The villa, surrounded by lush lawns against a backdrop of mountains, was under intense security. Grey patrol boats cruised along the lake front and heavily armed camouflaged troops stood guard at a nearby yacht marina.
This time, tensions are less about strategic nuclear weapons and competing ideologies than what the Biden administration sees as an increasingly hostile, rule-breaking regime.
From cyber attacks on American entities and meddling in the last two US presidential elections to human rights violations and aggression against Ukraine and other European countries, Washington’s list of allegations against the Kremlin runs long.
Putin, however, comes to the summit arguing that Moscow is simply challenging US hegemony.

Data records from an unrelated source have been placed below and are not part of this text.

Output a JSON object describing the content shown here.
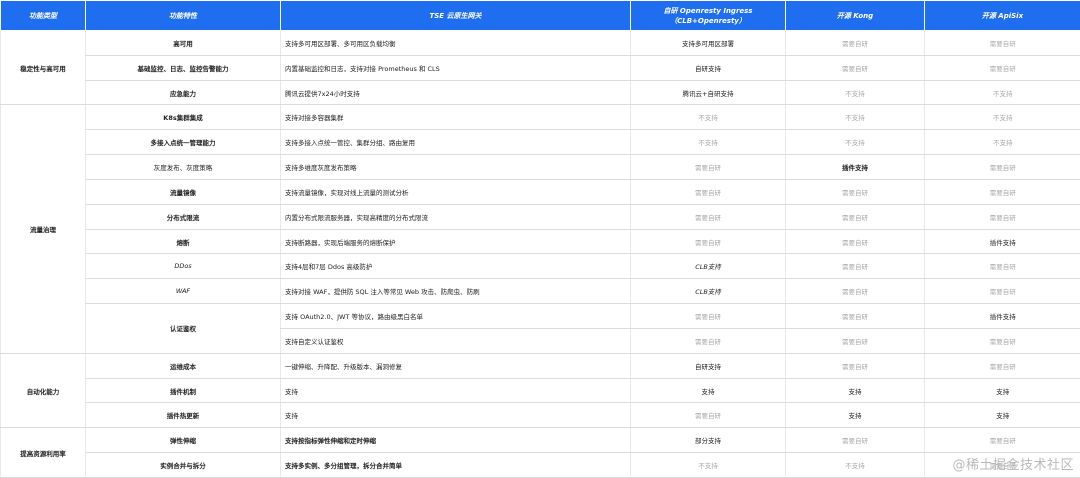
{
  "headers": [
    "功能类型",
    "功能特性",
    "TSE 云原生网关",
    "自研 Openresty Ingress\n（CLB+Openresty）",
    "开源 Kong",
    "开源 ApiSix"
  ],
  "categories": [
    "稳定性与高可用",
    "流量治理",
    "自动化能力",
    "提高资源利用率"
  ],
  "rows": [
    {
      "cat": "稳定性与高可用",
      "feature": "高可用",
      "tse": "支持多可用区部署、多可用区负载均衡",
      "openresty": "支持多可用区部署",
      "kong": "需要自研",
      "apisix": "需要自研"
    },
    {
      "feature": "基础监控、日志、监控告警能力",
      "tse": "内置基础监控和日志，支持对接 Prometheus 和 CLS",
      "openresty": "自研支持",
      "kong": "需要自研",
      "apisix": "需要自研"
    },
    {
      "feature": "应急能力",
      "tse": "腾讯云提供7x24小时支持",
      "openresty": "腾讯云+自研支持",
      "kong": "不支持",
      "apisix": "不支持"
    },
    {
      "cat": "流量治理",
      "feature": "K8s集群集成",
      "tse": "支持对接多容器集群",
      "openresty": "不支持",
      "kong": "不支持",
      "apisix": "不支持"
    },
    {
      "feature": "多接入点统一管理能力",
      "tse": "支持多接入点统一管控、集群分组、路由复用",
      "openresty": "不支持",
      "kong": "不支持",
      "apisix": "不支持"
    },
    {
      "feature": "灰度发布、灰度策略",
      "tse": "支持多维度灰度发布策略",
      "openresty": "需要自研",
      "kong": "插件支持",
      "apisix": "需要自研"
    },
    {
      "feature": "流量镜像",
      "tse": "支持流量镜像，实现对线上流量的测试分析",
      "openresty": "需要自研",
      "kong": "需要自研",
      "apisix": "需要自研"
    },
    {
      "feature": "分布式限流",
      "tse": "内置分布式限流服务器，实现高精度的分布式限流",
      "openresty": "需要自研",
      "kong": "需要自研",
      "apisix": "需要自研"
    },
    {
      "feature": "熔断",
      "tse": "支持断路器，实现后端服务的熔断保护",
      "openresty": "需要自研",
      "kong": "需要自研",
      "apisix": "插件支持"
    },
    {
      "feature": "DDos",
      "tse": "支持4层和7层 Ddos 高级防护",
      "openresty": "CLB支持",
      "kong": "需要自研",
      "apisix": "需要自研"
    },
    {
      "feature": "WAF",
      "tse": "支持对接 WAF，提供防 SQL 注入等常见 Web 攻击、防爬虫、防刷",
      "openresty": "CLB支持",
      "kong": "需要自研",
      "apisix": "需要自研"
    },
    {
      "feature": "认证鉴权",
      "tse": "支持 OAuth2.0、JWT 等协议，路由级黑白名单",
      "openresty": "需要自研",
      "kong": "需要自研",
      "apisix": "插件支持"
    },
    {
      "tse": "支持自定义认证鉴权",
      "openresty": "需要自研",
      "kong": "需要自研",
      "apisix": "需要自研"
    },
    {
      "cat": "自动化能力",
      "feature": "运维成本",
      "tse": "一键伸缩、升降配、升级版本、漏洞修复",
      "openresty": "自研支持",
      "kong": "需要自研",
      "apisix": "需要自研"
    },
    {
      "feature": "插件机制",
      "tse": "支持",
      "openresty": "支持",
      "kong": "支持",
      "apisix": "支持"
    },
    {
      "feature": "插件热更新",
      "tse": "支持",
      "openresty": "需要自研",
      "kong": "支持",
      "apisix": "支持"
    },
    {
      "cat": "提高资源利用率",
      "feature": "弹性伸缩",
      "tse": "支持按指标弹性伸缩和定时伸缩",
      "openresty": "部分支持",
      "kong": "需要自研",
      "apisix": "需要自研"
    },
    {
      "feature": "实例合并与拆分",
      "tse": "支持多实例、多分组管理，拆分合并简单",
      "openresty": "不支持",
      "kong": "不支持",
      "apisix": "需要自研"
    }
  ],
  "watermark": "@稀土掘金技术社区",
  "colors": {
    "header_bg": "#1f6ef0",
    "muted": "#a8a8a8"
  }
}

It’s part of a bid to promote a so-called “multi-polar” world that has seen Russia and arguably even more powerful US adversary China draw close.
Putin was to fly into Geneva from Moscow right before meeting the US president. Biden, ending an intensive first foreign trip as president, arrived on Tuesday after summits with NATO and the European Union in Brussels, and a G7 summit in Britain.
Asked if he was ready for Putin, Biden smiled and said: “I’m always ready.”